One of the other issues which the Community Empowerment Bill aims to deal with, albeit with a pretty light touch, is the Common Good. Many felt that the Bill’s reluctance to frame a definition of what Common Good actually means will undermine its ambition to bring greater transparency to the way that local authorities keep records and to restrict how a common good asset can be disposed of. A retired GP from Selkirk has reviewed the performance of Scottish Borders Council in its management of the region’s £10m Common Good fund and has found it to be worryingly off the pace.
19/11/14 Borders Telegraph
Published: 27 Aug 2014 11:00
A HAMMER blow has left East Renfrewshire Council reeling after a court decision shot down newschool plans.
In a shock decision from the Court of Session in Edinburgh, council bosses
have been told that they can not build a new Barrhead High School on Cowan Park land. Continue reading
Herald Sunday 22 June 2014
A top Holyrood official is embroiled in a conflict of interest row over controversial plans to build a school in an Edinburgh park.
Andrew Mylne, the head of the Parliament’s non-executive bills unit (NEBU), advised Edinburgh council about its legislative proposals for Portobello Park and met opponents of the plan.
However, a campaign group has made a formal complaint as Mylne lives in the area and has children in the school catchment.
It has been announced today that MSPs have decided to put the Portobello Park private bill, which seeks to circumvent the ruling by three senior judges of the Court of Session prohibiting the development of Portobello park or any other inalienable common good land, to the vote on 26 June. This comes as no surprise – evidence sessions were cut short, not all objections were heard, not all questions were answered but, such is the desperation to railroad this bill through, the objections of more than 500 people and many others have been swept to one side. The council has declined to make the “new park” part of the bill, despite the fact that it was suggested by PPAG and one of the bill committee. A clear indication that they have no intention of creating one and conveniently there is no mechanism for the parliament to call the council to account if (when) they do not follow through on their promises. There will be a “debate” in parliament on 26 June but we know already how the vote will go as many MSPs without knowing anything about the issues stated their intention to support the bill way back before it was even lodged.
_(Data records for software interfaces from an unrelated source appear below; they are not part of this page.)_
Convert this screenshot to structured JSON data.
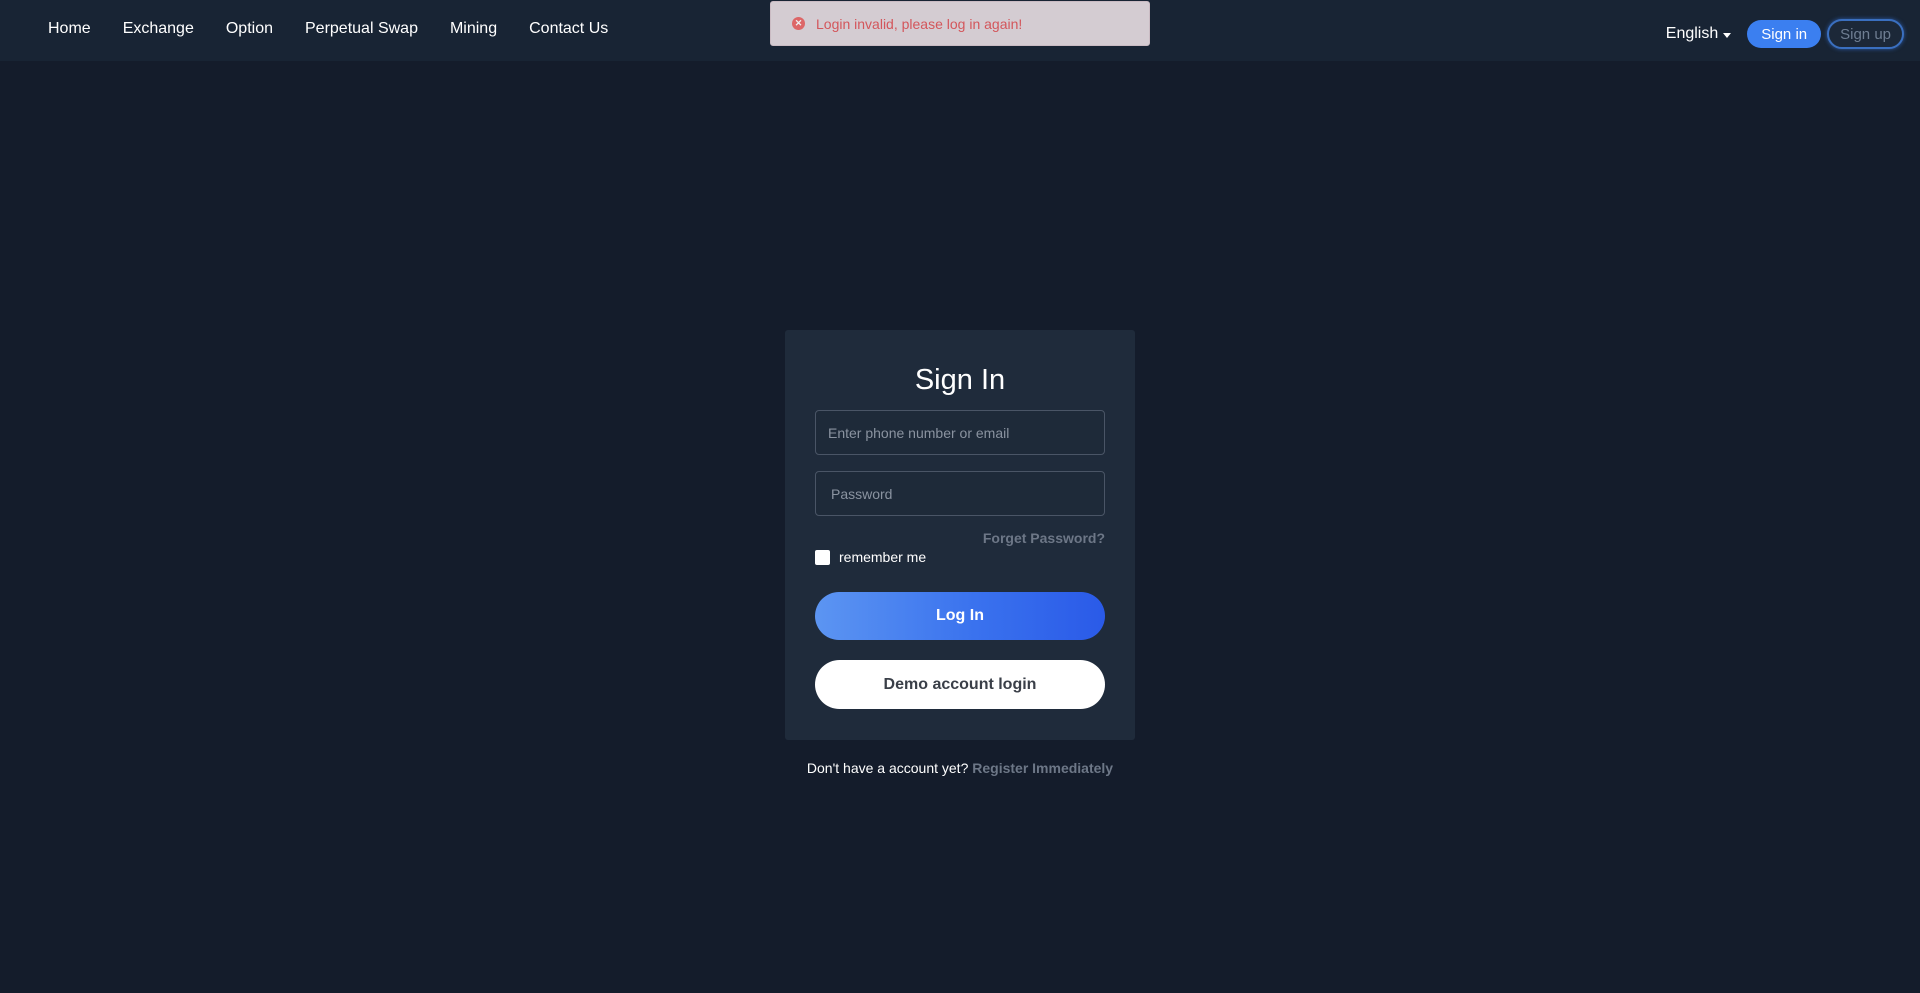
{
  "nav": {
    "items": [
      {
        "label": "Home"
      },
      {
        "label": "Exchange"
      },
      {
        "label": "Option"
      },
      {
        "label": "Perpetual Swap"
      },
      {
        "label": "Mining"
      },
      {
        "label": "Contact Us"
      }
    ]
  },
  "header": {
    "language": "English",
    "signin_label": "Sign in",
    "signup_label": "Sign up"
  },
  "toast": {
    "icon": "error-circle-icon",
    "message": "Login invalid, please log in again!",
    "color": "#e25a5f"
  },
  "login": {
    "title": "Sign In",
    "username_placeholder": "Enter phone number or email",
    "username_value": "",
    "password_placeholder": "Password",
    "password_value": "",
    "forget_label": "Forget Password?",
    "remember_label": "remember me",
    "remember_checked": false,
    "login_button": "Log In",
    "demo_button": "Demo account login"
  },
  "register": {
    "prompt": "Don't have a account yet?",
    "link": "Register Immediately"
  },
  "colors": {
    "background": "#141c2b",
    "topbar": "#182434",
    "card": "#1f2b3b",
    "accent": "#3b7ff0"
  }
}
The merits or otherwise of the bill have not been properly scrutinised and a political decision has been taken. Never mind that it puts all common good land across Scotland at risk.
Please e-mail your constituency and list MSPs now and ask them to vote “NO” to the bill.
Restoring the Commons From Andy Wightman
Image: Black Law Commonty
The task at hand appears overwhelming. To restore the common ownership of the land & natural resources has been a goal of reformers down the ages but it has often met with limited success. Faced with legal frameworks devised and defended by elite interests, the citizen has had little hope of seeing meaningful restitution or recompense … which makes this week’s blog so sweet. Continue reading
COUNCILLORS have voted today (Wednesday) to look at alternative sites for a new Our Lady and St Patrick’s High school (OLSP).
At a packed meeting of the education services meeting, held at the Denny Civic Theatre in Dumbarton, a motion was carried calling for Posties Park and the current site to be rejected and for all potential locations to be re-visited.
Officers have now been tasked with revisiting all alternative sites in council ownership and exploring what private sites might be available should this be required.
The motion was supported by both Labour and the SNP – to the delight of Save Posties Park campaigners.
It read: “The committee will continue to work with all stakeholders to identify a suitable site for a new OLSP and ensure that we maximise the funding opportunity provided by the Scottish Futures Trust.”
Afterwards jubilant campaigner, Dorothy Heron, joint secretary of Dumbarton East and Central Community Council, told the Reporter: “I’m absolutely delighted and I have to commend the committee, I’m relieved that they have come to this decision and they have to be congratulated for it.
“It was a difficult decision for the councillors to make because now they have the task of finding a new suitable piece of land but I am confident that they will.
“We are so pleased that they have taken the public view into account, it shows it is a democratic council.
“I thank the campaigners and the public for their support over the last few months.
“It’s a terrific example of Dumbarton’s community spirit and the power of the people.”
Speaking afterwards, Councillor Michelle McGinty, convener of Educational Services, said: “We agree with Council officers that the Posties Park site is the best option available in Dumbarton on educational and construction grounds.
“However we take decisions on behalf of the people of West Dunbartonshire and had to acknowledge the lack of support for the building of the school on Posties Park, as well as the strong public desire to retain the open space.
“Regrettably the current school site has also proved unsuitable. The full exploration of that site showed that it was extremely restrictive and would be difficult to develop safely without major disruption to pupils educational experience.
“A completed school on this site would also be an inferior establishment relative to the other new build secondary schools in West Dunbartonshire.
“We thank officers for their professional work to date on this project, and look forward to hearing the results of their new investigations into possible Council and private sites where the new OLSP High School could be located.”
A public consultation on the new school sites received 515 responses, with 185 opting for the current site, 149 for Posties Park and 176 other responses – of which 123 were opposed to Posties.